Deep breathing involves your diaphragm, a large muscle in your abdomen, and is marked by the expansion of the abdomen rather than the chest. Although the focus seems to be on the abdomen, during deep breathing, the lungs are filled with much more oxygen than during shallow or chest-breathing. Breathing oxygenates every cell of your body and deep breathing raises levels of blood oxygen, promoting health by stimulating the digestive process and by improving fitness and mental performance. Shallow or chest-breathing, on the other hand, causes a constriction of the chest and lung tissue over time, decreasing oxygen flow and delivery to your tissues.
To do deep breathing effectively, slowly inhale through your nose or mouth. Put a hand on your stomach, and as you inhale, feel your stomach gently expand. Pause for about five seconds, and then slowly exhale through your mouth, pushing out all the breath you inhaled. Feel you stomach contract. Repeat a few more times. If you feel yourself become light-headed, take a break or slow down your breathing.
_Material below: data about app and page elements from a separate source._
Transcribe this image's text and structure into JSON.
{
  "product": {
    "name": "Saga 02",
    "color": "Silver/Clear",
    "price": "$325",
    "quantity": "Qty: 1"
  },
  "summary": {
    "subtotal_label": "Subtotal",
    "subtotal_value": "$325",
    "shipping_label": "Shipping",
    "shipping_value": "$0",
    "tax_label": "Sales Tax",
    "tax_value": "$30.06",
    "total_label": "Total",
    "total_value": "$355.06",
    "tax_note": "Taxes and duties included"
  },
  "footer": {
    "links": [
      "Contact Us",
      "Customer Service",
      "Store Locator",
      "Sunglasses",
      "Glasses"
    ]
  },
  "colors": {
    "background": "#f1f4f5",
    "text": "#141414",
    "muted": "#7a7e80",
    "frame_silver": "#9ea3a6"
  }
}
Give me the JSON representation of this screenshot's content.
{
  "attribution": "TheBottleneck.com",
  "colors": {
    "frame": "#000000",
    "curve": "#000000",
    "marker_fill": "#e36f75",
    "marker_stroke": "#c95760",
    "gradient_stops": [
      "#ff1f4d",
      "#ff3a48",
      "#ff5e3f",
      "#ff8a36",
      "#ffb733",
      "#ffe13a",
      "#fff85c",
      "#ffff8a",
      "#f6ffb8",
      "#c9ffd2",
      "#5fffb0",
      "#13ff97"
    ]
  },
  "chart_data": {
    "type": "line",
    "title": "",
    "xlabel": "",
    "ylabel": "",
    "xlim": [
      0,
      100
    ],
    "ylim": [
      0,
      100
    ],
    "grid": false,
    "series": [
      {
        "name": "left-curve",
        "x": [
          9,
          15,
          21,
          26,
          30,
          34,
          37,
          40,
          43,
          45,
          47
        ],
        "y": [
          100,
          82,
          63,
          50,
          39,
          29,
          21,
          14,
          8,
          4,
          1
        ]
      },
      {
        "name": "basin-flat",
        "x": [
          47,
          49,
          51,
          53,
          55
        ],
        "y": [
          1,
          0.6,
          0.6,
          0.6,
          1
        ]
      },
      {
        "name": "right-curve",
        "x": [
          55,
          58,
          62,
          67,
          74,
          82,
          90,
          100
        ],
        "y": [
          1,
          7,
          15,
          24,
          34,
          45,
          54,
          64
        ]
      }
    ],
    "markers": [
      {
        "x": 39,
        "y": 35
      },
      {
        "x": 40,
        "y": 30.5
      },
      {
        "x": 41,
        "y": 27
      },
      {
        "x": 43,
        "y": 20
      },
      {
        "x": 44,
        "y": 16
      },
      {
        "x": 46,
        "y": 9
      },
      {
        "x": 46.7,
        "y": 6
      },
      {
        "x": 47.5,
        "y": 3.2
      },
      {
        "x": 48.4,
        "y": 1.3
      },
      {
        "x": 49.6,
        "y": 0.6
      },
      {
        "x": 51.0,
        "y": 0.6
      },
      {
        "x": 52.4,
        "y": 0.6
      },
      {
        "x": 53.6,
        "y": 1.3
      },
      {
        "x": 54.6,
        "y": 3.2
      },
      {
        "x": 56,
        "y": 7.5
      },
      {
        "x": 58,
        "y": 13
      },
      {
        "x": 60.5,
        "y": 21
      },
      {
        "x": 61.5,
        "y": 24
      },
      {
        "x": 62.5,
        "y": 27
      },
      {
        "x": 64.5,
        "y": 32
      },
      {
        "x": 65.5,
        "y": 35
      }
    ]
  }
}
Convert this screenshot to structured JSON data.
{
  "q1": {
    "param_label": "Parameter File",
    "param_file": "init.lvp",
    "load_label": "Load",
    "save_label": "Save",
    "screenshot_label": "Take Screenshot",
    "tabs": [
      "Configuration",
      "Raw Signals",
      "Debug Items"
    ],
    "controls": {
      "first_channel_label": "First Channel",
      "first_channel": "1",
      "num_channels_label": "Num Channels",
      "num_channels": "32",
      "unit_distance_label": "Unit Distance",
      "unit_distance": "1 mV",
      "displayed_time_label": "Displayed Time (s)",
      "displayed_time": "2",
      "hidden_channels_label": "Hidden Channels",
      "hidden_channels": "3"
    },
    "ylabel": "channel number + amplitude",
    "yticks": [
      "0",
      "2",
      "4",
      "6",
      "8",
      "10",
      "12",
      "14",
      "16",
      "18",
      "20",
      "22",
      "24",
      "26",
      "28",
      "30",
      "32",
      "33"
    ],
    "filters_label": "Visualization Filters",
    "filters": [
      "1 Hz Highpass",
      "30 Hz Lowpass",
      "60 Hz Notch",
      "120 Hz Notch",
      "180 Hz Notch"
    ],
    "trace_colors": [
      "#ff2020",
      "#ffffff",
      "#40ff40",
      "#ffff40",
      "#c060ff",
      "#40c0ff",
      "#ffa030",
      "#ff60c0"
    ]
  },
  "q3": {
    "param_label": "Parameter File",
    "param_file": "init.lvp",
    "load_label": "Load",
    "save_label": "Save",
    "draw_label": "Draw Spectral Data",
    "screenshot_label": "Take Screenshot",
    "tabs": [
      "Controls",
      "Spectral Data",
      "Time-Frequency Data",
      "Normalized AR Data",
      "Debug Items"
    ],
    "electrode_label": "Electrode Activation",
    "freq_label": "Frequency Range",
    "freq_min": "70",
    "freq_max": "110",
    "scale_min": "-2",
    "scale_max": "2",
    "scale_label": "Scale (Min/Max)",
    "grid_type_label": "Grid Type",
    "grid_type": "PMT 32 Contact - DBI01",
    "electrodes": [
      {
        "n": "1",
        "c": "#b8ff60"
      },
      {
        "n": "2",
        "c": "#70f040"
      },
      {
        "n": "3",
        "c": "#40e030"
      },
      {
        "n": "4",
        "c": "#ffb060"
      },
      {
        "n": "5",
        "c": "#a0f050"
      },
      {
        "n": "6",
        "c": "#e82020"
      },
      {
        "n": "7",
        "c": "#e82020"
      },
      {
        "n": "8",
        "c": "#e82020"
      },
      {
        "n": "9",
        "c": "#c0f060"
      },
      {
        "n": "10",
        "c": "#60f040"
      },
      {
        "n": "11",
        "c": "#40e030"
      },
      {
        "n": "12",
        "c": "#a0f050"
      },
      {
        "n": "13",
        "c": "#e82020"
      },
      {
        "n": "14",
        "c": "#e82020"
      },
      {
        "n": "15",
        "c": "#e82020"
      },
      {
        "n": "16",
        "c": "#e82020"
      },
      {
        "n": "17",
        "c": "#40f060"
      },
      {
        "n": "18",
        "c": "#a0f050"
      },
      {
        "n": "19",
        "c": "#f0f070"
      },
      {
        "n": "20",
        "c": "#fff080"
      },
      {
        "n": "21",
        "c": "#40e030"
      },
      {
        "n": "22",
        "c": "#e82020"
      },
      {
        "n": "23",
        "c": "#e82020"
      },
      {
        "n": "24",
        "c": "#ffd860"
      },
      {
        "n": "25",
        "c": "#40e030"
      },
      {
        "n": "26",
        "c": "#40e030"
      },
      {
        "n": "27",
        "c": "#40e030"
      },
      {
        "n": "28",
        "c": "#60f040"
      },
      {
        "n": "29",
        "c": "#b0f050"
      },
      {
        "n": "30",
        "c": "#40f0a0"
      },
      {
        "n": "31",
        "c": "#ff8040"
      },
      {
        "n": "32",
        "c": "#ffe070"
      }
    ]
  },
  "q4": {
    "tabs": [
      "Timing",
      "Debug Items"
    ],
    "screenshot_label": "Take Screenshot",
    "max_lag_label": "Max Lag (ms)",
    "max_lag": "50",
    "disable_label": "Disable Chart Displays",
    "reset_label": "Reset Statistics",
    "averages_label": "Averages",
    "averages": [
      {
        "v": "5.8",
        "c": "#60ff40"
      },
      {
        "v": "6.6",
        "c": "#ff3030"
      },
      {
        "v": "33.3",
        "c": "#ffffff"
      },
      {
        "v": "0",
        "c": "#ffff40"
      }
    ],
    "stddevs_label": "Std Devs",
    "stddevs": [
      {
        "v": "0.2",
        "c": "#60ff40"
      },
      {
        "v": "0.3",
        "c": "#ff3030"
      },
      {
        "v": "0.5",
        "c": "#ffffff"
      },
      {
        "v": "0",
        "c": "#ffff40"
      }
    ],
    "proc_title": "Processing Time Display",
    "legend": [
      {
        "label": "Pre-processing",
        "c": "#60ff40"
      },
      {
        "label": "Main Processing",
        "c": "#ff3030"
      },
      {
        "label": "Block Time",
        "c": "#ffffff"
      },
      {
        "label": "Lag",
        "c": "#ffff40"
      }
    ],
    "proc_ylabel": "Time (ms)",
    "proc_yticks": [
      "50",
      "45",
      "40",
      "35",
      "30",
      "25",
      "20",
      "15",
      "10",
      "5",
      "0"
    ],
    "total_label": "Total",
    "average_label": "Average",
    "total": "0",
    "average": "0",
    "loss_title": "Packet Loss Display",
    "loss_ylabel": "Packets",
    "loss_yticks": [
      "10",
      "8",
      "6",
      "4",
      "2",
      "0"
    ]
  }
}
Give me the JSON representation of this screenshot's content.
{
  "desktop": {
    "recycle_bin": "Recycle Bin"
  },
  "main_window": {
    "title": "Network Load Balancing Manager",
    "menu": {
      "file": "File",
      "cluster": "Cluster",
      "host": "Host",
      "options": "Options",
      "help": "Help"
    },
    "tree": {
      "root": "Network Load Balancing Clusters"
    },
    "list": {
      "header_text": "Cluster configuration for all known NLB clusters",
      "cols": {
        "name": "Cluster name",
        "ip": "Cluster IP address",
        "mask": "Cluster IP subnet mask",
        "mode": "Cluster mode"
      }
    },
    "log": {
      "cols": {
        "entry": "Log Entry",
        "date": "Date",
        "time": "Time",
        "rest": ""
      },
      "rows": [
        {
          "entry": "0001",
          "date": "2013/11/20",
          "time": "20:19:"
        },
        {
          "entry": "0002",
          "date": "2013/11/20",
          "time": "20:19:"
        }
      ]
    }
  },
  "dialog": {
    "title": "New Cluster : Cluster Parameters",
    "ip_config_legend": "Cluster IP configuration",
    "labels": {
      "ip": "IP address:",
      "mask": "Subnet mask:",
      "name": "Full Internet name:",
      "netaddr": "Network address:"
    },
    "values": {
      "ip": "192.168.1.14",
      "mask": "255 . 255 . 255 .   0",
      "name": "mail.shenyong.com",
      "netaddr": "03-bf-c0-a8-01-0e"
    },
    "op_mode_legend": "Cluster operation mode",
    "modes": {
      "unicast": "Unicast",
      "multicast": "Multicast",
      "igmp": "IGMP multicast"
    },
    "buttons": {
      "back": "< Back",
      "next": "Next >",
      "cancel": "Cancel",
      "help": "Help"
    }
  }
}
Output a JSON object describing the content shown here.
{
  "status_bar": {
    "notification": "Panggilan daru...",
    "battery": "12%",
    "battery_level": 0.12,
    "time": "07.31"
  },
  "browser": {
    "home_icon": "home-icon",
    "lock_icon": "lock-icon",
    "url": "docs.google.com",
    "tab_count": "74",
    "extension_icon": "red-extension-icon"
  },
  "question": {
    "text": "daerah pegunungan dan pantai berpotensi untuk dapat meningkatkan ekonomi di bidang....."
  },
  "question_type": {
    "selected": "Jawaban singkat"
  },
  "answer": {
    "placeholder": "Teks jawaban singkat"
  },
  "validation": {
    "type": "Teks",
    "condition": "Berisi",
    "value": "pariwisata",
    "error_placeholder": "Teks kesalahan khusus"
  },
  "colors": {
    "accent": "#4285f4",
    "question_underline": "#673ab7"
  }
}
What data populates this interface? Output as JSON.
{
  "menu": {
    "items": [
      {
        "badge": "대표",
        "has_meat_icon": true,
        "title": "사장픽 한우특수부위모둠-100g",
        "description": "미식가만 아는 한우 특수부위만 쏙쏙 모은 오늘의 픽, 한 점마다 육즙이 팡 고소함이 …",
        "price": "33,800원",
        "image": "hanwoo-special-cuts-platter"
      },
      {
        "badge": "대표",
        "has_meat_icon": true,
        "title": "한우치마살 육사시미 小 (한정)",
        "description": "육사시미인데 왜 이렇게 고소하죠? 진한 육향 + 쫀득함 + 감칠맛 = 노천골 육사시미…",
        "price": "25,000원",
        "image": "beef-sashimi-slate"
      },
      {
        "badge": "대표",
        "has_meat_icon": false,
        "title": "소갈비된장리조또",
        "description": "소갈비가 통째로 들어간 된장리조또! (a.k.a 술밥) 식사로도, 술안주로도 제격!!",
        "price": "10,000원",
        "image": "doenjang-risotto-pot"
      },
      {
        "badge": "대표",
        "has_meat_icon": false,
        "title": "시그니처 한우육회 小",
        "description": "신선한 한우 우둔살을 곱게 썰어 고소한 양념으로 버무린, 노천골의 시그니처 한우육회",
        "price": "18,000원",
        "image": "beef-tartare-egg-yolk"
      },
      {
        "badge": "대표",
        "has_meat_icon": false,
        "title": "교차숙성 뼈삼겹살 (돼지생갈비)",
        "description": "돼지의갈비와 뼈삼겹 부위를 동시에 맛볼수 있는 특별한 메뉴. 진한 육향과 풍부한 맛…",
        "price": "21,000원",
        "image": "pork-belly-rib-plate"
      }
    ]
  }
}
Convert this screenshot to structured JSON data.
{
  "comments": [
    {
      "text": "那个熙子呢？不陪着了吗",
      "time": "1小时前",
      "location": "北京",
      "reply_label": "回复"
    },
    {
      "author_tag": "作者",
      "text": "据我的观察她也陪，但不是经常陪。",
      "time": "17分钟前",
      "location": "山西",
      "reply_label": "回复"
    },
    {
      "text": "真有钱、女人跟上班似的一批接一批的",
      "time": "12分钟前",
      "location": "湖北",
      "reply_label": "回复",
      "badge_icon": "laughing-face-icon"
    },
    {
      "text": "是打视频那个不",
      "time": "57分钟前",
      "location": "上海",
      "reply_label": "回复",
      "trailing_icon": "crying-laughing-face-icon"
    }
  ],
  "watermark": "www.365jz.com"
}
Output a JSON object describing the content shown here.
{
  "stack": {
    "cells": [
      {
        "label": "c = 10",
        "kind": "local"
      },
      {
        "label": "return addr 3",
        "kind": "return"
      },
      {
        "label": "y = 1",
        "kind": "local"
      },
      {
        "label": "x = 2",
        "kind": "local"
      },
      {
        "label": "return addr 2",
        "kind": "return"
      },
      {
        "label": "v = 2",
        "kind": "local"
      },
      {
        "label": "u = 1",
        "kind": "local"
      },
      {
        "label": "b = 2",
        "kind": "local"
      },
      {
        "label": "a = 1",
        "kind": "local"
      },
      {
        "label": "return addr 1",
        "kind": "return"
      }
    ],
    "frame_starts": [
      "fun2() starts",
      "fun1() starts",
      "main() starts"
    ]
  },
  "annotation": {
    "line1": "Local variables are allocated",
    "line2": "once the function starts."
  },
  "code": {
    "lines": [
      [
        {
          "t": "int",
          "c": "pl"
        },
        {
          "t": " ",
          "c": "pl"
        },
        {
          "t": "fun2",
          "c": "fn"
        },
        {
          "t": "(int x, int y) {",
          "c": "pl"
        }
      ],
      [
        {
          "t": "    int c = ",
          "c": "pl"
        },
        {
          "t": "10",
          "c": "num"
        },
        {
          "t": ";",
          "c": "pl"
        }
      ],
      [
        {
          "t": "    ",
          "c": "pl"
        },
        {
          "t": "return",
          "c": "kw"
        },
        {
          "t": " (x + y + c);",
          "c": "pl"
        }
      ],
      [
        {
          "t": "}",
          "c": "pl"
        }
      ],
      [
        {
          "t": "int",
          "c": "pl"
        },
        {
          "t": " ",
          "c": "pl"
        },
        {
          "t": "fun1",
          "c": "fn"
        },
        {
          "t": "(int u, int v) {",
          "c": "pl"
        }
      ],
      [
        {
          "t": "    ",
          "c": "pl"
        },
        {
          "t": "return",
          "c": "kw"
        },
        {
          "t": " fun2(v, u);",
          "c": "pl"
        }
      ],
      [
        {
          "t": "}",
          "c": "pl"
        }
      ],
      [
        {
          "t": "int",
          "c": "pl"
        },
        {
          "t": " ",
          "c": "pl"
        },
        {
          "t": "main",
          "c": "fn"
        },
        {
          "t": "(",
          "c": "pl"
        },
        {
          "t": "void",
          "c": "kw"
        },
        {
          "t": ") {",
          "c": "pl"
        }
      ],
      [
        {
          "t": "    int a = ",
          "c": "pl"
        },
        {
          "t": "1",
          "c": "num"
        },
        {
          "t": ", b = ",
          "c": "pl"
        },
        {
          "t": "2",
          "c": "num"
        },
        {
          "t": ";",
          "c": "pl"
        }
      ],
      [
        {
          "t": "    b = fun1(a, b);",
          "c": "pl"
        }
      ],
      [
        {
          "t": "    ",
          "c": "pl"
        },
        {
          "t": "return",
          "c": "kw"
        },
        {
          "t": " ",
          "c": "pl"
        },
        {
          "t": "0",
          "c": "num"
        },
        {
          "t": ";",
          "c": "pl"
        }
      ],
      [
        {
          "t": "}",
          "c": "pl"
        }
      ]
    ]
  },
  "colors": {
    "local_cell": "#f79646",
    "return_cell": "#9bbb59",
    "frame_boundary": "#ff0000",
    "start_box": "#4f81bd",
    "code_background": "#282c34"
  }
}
You can add some very simple visualizations to maximize the benefits of deep breathing. When you inhale, imagine that you are breathing in peace and relaxation. On your exhale, imagine that you are breathing out all the stress and tension that your body is holding. Breath in peace, breathe out tension.
Another simple technique that many find helpful is to work with color and your breath. Ask yourself, what color would benefit you? Then, imagine breathing in the color or colors that come to mind for you. Breathe in that color and imagine it saturating every cell of your being. Most people who do this find that it is very relaxing and nurturing.
For added comfort during your deep breathing, gently rest one hand on your heart. Placing your hand on your heart is an excellent way to give yourself a little extra self-care.
Improve your energy, release tension and stress, and simply relax by practicing deep breathing. With approximately 20,000 breaths each day, you have plenty of opportunities to practice! Add simple visualizations to increase the sense of well-being optimal breathing can deliver to you!